* _Data records_
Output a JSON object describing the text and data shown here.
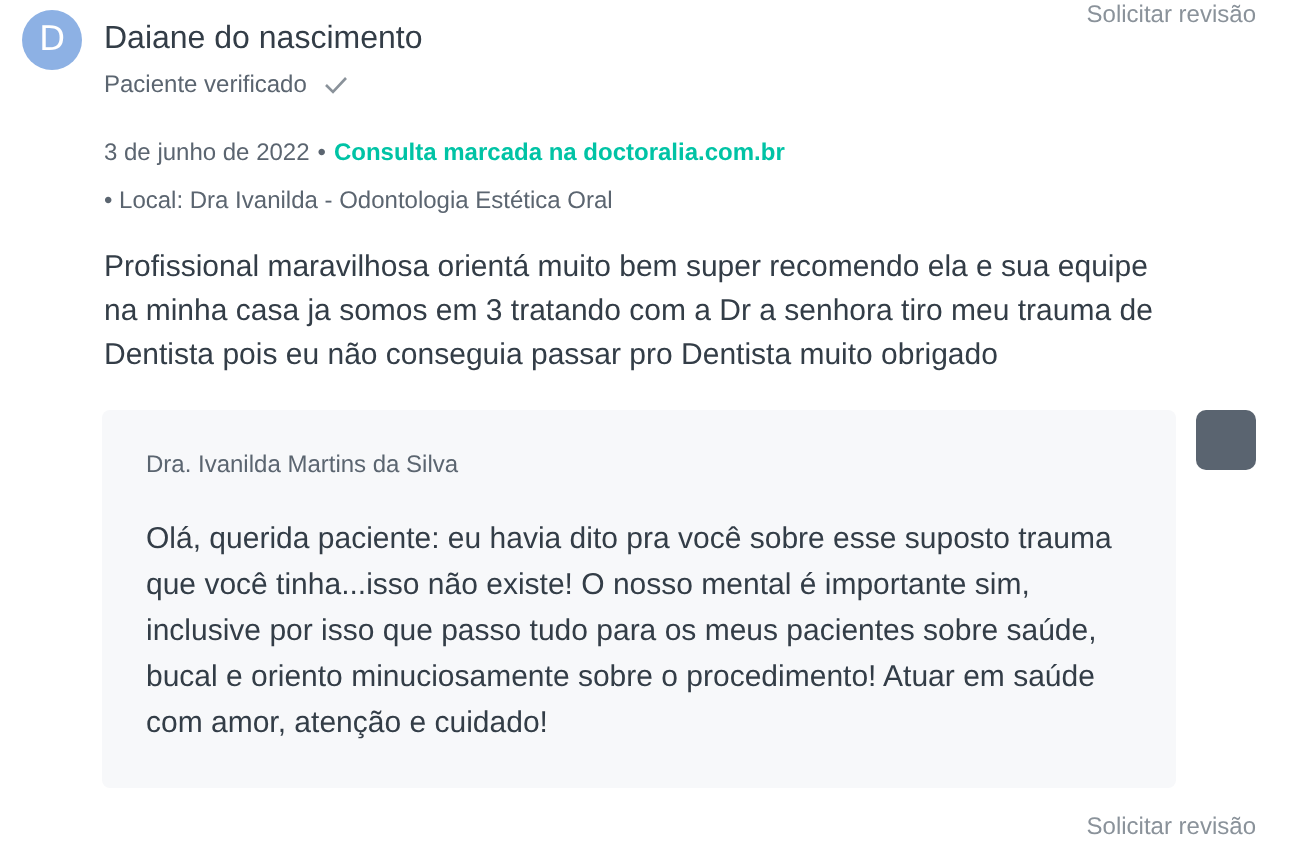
{
  "top_link": "Solicitar revisão",
  "review": {
    "avatar_letter": "D",
    "author": "Daiane do nascimento",
    "verified_label": "Paciente verificado",
    "verified": true,
    "date": "3 de junho de 2022",
    "separator": "•",
    "booking_note": "Consulta marcada na doctoralia.com.br",
    "location": "• Local: Dra Ivanilda - Odontologia Estética Oral",
    "text": "Profissional maravilhosa orientá muito bem super recomendo ela e sua equipe na minha casa ja somos em 3 tratando com a Dr a senhora tiro meu trauma de Dentista pois eu não conseguia passar pro Dentista muito obrigado"
  },
  "reply": {
    "author": "Dra. Ivanilda Martins da Silva",
    "text": "Olá, querida paciente: eu havia dito pra você sobre esse suposto trauma que você tinha...isso não existe! O nosso mental é importante sim, inclusive por isso que passo tudo para os meus pacientes sobre saúde, bucal e oriento minuciosamente sobre o procedimento! Atuar em saúde com amor, atenção e cuidado!"
  },
  "bottom_link": "Solicitar revisão"
}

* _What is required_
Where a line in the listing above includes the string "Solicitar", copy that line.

* _Task output_
  "top_link": "Solicitar revisão",
  "bottom_link": "Solicitar revisão"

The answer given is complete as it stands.